“For us as South West governors, we believe that community policing is the way to go, neighbourhood policing is one of the critical points that we need to have, and it can work side by side with federal police,” he said.
Ogun State governor, Abiodun, who said each of the states in the region has peculiarities in the area of security, advocated a clear roadmap to the security of the region and the nation, as well as periodic reviews to evaluate achievements.
Also in attendance at the summit were the Aare Ona Kakanfo of Yorubaland, Iba Gani Adams; and National Coordinator of Agbekoya, Alhaji Ahmed Olasunkanmi.
Traditional rulers across the Yoruba land graced the occasion.
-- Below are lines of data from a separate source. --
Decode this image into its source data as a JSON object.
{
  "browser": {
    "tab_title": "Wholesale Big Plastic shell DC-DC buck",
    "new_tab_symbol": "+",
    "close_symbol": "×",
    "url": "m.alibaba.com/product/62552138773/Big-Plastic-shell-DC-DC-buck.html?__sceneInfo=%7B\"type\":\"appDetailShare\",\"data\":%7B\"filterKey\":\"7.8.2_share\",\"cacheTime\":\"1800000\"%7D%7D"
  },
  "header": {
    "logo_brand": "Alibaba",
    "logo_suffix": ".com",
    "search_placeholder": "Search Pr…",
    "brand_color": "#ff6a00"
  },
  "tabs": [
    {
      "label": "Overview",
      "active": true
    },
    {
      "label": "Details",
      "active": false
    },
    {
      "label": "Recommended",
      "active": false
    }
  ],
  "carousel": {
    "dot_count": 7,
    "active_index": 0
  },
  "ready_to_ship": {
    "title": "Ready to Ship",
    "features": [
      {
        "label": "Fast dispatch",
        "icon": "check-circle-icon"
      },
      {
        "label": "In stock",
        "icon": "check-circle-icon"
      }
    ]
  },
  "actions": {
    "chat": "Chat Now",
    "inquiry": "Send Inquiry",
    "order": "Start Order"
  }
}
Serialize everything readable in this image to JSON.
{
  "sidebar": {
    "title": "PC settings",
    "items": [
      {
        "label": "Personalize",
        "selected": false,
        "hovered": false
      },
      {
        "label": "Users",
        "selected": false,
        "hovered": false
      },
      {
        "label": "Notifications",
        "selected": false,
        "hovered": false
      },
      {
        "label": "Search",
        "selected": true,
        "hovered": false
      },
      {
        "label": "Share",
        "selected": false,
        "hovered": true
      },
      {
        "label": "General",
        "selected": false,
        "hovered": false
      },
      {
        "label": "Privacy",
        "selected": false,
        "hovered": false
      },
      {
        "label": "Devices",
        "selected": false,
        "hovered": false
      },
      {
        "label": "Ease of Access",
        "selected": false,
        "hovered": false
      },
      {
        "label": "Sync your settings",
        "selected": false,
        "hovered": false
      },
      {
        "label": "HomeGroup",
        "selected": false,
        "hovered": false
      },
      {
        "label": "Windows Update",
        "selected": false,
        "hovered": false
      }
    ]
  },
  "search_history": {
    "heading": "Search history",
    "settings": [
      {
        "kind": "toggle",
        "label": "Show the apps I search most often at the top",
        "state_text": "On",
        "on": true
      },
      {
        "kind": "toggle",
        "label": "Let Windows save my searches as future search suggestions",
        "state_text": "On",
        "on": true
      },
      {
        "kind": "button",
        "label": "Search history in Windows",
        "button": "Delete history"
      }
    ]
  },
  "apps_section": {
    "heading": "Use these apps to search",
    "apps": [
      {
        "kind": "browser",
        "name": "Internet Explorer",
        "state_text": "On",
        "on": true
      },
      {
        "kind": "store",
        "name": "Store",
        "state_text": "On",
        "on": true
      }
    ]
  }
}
They included Ewi of Ado-Ekiti, Oba Rufus Aladesanmi; Olugbo of Ugboland, Oba Obateru Akintuntan and Oluwo of Iwo, Oba Abdulrasheed Akanbi; Elemure of Emure Ekiti, Saki Arigidi of Akoko in Ondo State and Ogoga of Ikere-Ekiti, among others.
The Inspector General of Police (IGP), Muhammed Adamu, was represented by a Deputy Inspector General of Police (DIG), Taiwo Lakanu.
The Assistant Inspector General of Police in charge of Zone 11, comprising Oyo, Osun and Ondo states, Mr. Leye Oyebade; first professor of criminology in Nigeria and member of the Presidential Advisory Committee Against Corruption (PACAC), Femi Odekunle; and a professor of History and Head, Department of History, University of Ibadan, Tayo Adesina, were among speakers at the summit.